 - Kali Yuga 2742–2743
Holocene calendar 9642
Iranian calendar 980 BP – 979 BP
Islamic calendar 1010 BH – 1009 BH
Javanese calendar N/A
Julian calendar N/A
Korean calendar 1975
Minguo calendar 2270 before ROC
Nanakshahi calendar −1826
Thai solar calendar 184–185
Tibetan calendar 阴金鸡年
(female Iron-Rooster)
−232 or −613 or −1385
    — to —
(male Water-Dog)
−231 or −612 or −1384

Year 359 BC was a year of the pre-Julian Roman calendar. At the time, it was known as the Year of the Consulship of Laenas and Imperiosus (or, less frequently, year 395 Ab urbe condita). The denomination 359 BC for this year has been used since the early medieval period, when the Anno Domini calendar era became the prevalent method in Europe for naming years.
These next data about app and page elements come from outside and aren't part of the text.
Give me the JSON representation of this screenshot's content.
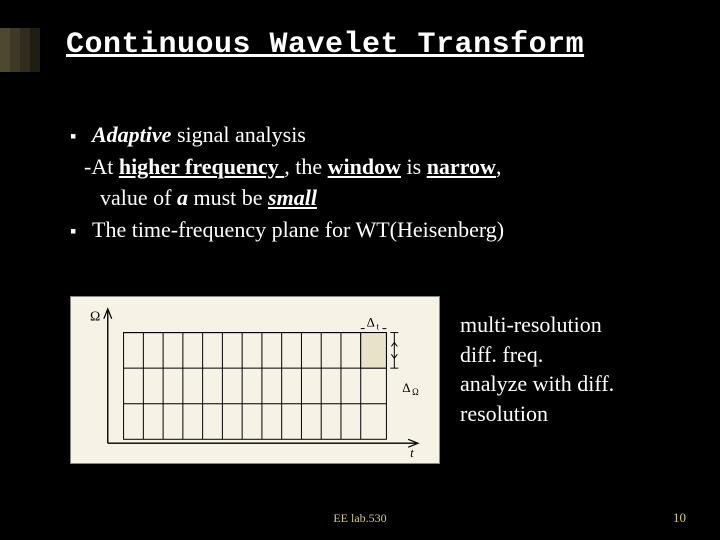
{
  "title": "Continuous Wavelet Transform",
  "bullets": {
    "b1_prefix": "Adaptive",
    "b1_rest": " signal analysis",
    "sub_at": "-At ",
    "sub_hf": "higher  frequency ",
    "sub_mid": ", the ",
    "sub_window": "window",
    "sub_is": " is ",
    "sub_narrow": "narrow",
    "sub_comma": ",",
    "sub2_a": "value of ",
    "sub2_b": "a ",
    "sub2_c": "must be ",
    "sub2_d": "small",
    "b2": "The time-frequency plane for WT(Heisenberg)"
  },
  "side": {
    "l1": "multi-resolution",
    "l2": "diff.   freq.",
    "l3": "analyze with diff.",
    "l4": "resolution"
  },
  "figure": {
    "omega": "Ω",
    "t": "t",
    "dt": "Δ",
    "dt_sub": "t",
    "dO": "Δ",
    "dO_sub": "Ω"
  },
  "footer": "EE lab.530",
  "slide_number": "10"
}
By place[edit]


  • The Macedonian King Perdiccas III is killed while defending his country against an Illyrian attack led by King Bardylis. He is succeeded by his infant son, Amyntas IV. The child's uncle, Philip II, assumes the regency.
  • The Illyrians prepare to close in, the Paeonians raid from the north and two claimants to the Macedonian throne are supported by foreign powers. Philip II buys off his dangerous neighbours and, with a treaty, cedes Amphipolis to Athens.